Advanced stage colorectal cancer is often unsuccessfully treated using standard therapies, and many novel immune-based therapies are under development. Despite major advances in the field of tumor immunology, and detectable anti-tumor immune responses, most approved and investigational cancer immunotherapies (CIT) have shown only marginal clinical tumor regressions. This outcome is thought to be the result of a varie- ty of immunosuppressive mechanisms induced within tumors, such as the induction of CD4+ regulatory T cells (TREGS). TREGS are capable of directly inhibiting anti-tumor attack by immune cells, resulting in tumor escape from immune elimination. TREGS have been shown to infiltrate many human cancers, including colorectal can- cer, and suppress immune attack. Identifying therapies that could reverse induction of TREGS is essential to im- proving immunotherapy strategies. Recent studies have revealed that sub-lethal doses of ionizing radiation (IR) have immuno-modulatory effects on tumor cells, both in vitro and in vivo. This property of IR can be ex- ploited when used in combination with immune-based cancer treatments. For these combination strategies to be most effective investigators need to determine exactly how IR can be optimized to specifically serve CIT. At present, the extent of immune relevant changes induced by IR is unclear. It is also unclear which cellular im- mune responses can be successfully modified following tumor irradiation. One intriguing possibility is that in- creased immune responses following IR could occur through inhibition or reduction of TREGS, thus allowing anti- tumor immune cells to function. The hypothesis explored here is that exposure of human colorectal carcinoma cells to sub-lethal doses of IR will induce a molecular signature of enhanced immunogenicity that results in de- creased TREG activity. The goal of this study is to define the impact of tumor irradiation on TREGS. Work pro- posed here will evaluate colorectal carcinoma cells to determine if they each respond similarly to IR. The im- pact of tumor irradiation on TREG number and function will also be assessed.

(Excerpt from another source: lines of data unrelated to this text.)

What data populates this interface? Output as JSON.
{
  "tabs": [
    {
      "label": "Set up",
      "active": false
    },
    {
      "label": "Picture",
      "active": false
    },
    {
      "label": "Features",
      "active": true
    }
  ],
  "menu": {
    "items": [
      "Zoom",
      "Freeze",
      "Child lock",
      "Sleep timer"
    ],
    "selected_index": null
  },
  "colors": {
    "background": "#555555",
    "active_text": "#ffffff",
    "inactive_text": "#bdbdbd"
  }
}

The specific aims i nclude: 1) to qualify and quantify changes in the expression of molecules involved in regulating TREGS in irradiated human tumor cells, 2) to evaluate the ability of irradiated tumor cells to reduce TREG cell numbers, and 3) to evaluate the ability of irradiated tumor cells to reduce TREG cell function. Colorectal carcinoma cells will be evaluated for changes in the expression of genes implicated in TREG recruitment, activation, induction and inhibition. Exper- iments will evaluate the impact of irradiated colorectal carcinoma cells on TREG cell proliferation, viability and function. Results of the proposed research will expand information available regarding immune relevant mo- lecular changes induced in carcinoma cells following IR. This award will facilitate progress towards achieving the long-term goal of elucidating the mechanistic link between IR and increased tumor attack by immune cells. Collectively, we expect the outcomes of this innovative study to lead to novel combinations of immune thera- pies with IR for the control and treatment of cancer.
1 in 20 persons will be diagnosed with cancer of the colon and rectum during their lifetime, and advanced stage disease continues to be unsuccessfully treated. The work proposed here will evaluate colo- rectal carcinoma cells to determine how they may benefit from combination radiation/immunotherapy on a cel- lular level. A major goal of this study is to define ways to maximize synergy when combining radiation with immune-based strategies, and data obtained from these studies could be translated into the clinic for the ra- tional design of combination radiation/immunotherapies for the control and treatment of colorectal cancer.